NOTE: SpaceAge Control offers (static cones) for use in RVSM (Reduced Vertical Separation Minimum) certification and general flight testing efforts. To be added to our mailing list for trailing cone developments, send an e-mail message with your complete contact details to firstname.lastname@example.org.
Trailing cones were first developed and tested in the 1960's. Much of this early testing work conducted by the Royal Aircraft Establishment, Douglas Aircraft, the FAA, and NASA is used as the basis for RVSM certification efforts today.
Trailing cones give an easy way of calibrating the static pressure error of a pitot-static system. It does this by giving an accurate measurement of the ambient atmospheric pressure (static pressure). The trailing cone system consists of a cone that trails at least one fuselage length behind the aircraft via a high-strength pressure tube. Static pressure is measured forward of the cone by static ports. The cone stabilizes and aligns the ports relative to the freestream airflow. This design eliminates the cost and complexity of retraction mechanisms. This design can also be used on aircraft that cannot use more complex systems.
A general RVSM flight test includes not only the trailing cone system but also a task-specific test system that includes pressure transducers, recording devices (PC), and displays.
A trailing cone is a seemingly simple device. It consists primarily of a cone with holes drilled into it, plastic tube, static ports, and other miscellaneous parts. It might seem that such a device could be put together rather quickly with parts obtained from a local hardware store.
However, designing and producing a trailing cone that will operate without leaks and without failures at Mach 0.9 and -65° C requires a dedicated engineering and manufacturing effort. As the leader in flight test air data products, SpaceAge Control has undertaken the task of developing a trailing cone solution for RVSM certification and general flight testing.
Why are trailing cones so popular in RVSM certification work? Primarily because the FAA and JAA specify them as one of several methods that can be used to perform flight calibrations. The trailing cone method is the most cost-effective and easiest of the methods to perform. Below are excerpts from documents referencing the trailing cone method.
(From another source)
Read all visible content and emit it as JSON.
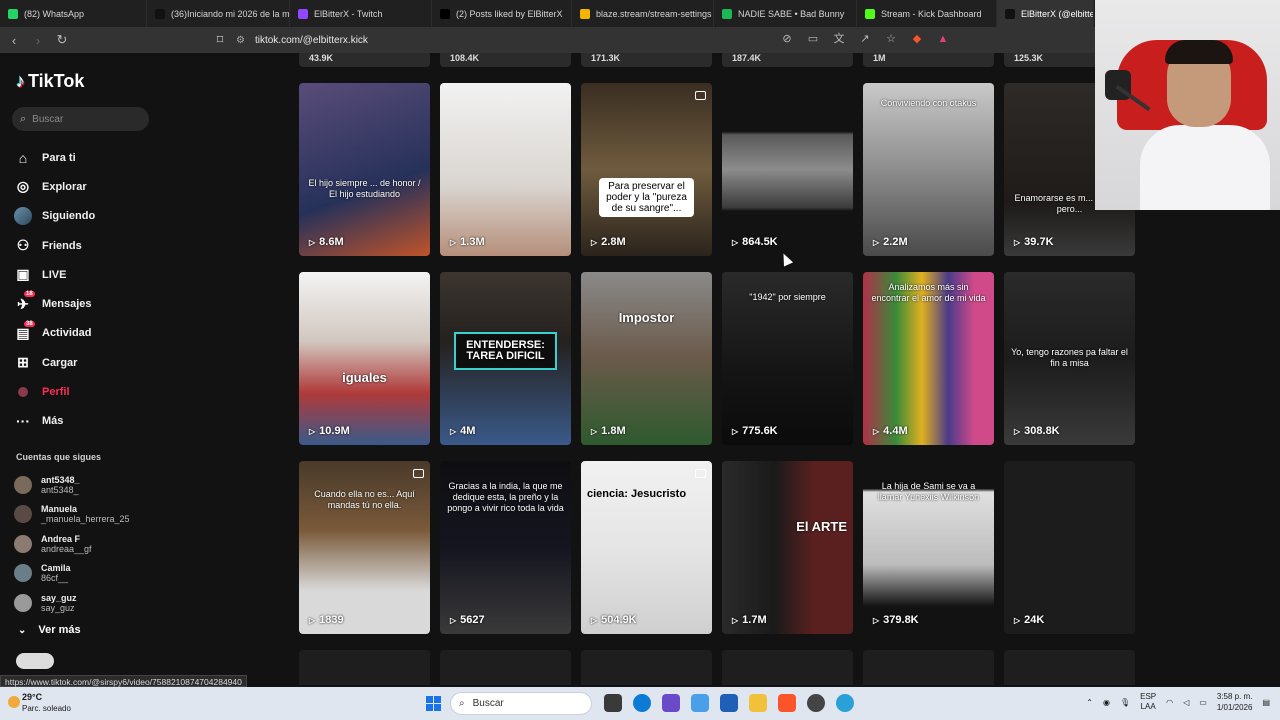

Interim Guidance Material on the Approval Of Operators/Aircraft for RVSM Operations 91-RVSM with Change 1 (30 Jun 99) - Where precision flight calibrations are used to quantify or verify altimetry system performance they may be accomplished by any of the following methods. Flight calibrations should only be performed once appropriate ground checks have been completed. Uncertainties in application of the method must be assessed and taken into account in the data package.
* When using pacer aircraft it should be understood that the pacer aircraft must have been directly calibrated to a known standard. It is not acceptable to calibrate a pacer aircraft by another pacer aircraft.
Aircraft/Operator Approval for WATRS RVSM Operations -Non-group aircraft are those that cannot be considered as part of a group as defined in Note 1. For non-group aircraft the preceding procedures do not apply. Operators of these aircraft must apply for operating authority for individual airframes. Unless flight test evidence (e.g., trailing cone test results) can be provided to the State to show that each airframe is compliant with ASE targets, HMU, or GMU monitoring is required prior to RVSM (operational) approval being granted. If flight test evidence (trailing cone results) is provided, States are requested to forward it to the CMA for inclusion in the safety analysis.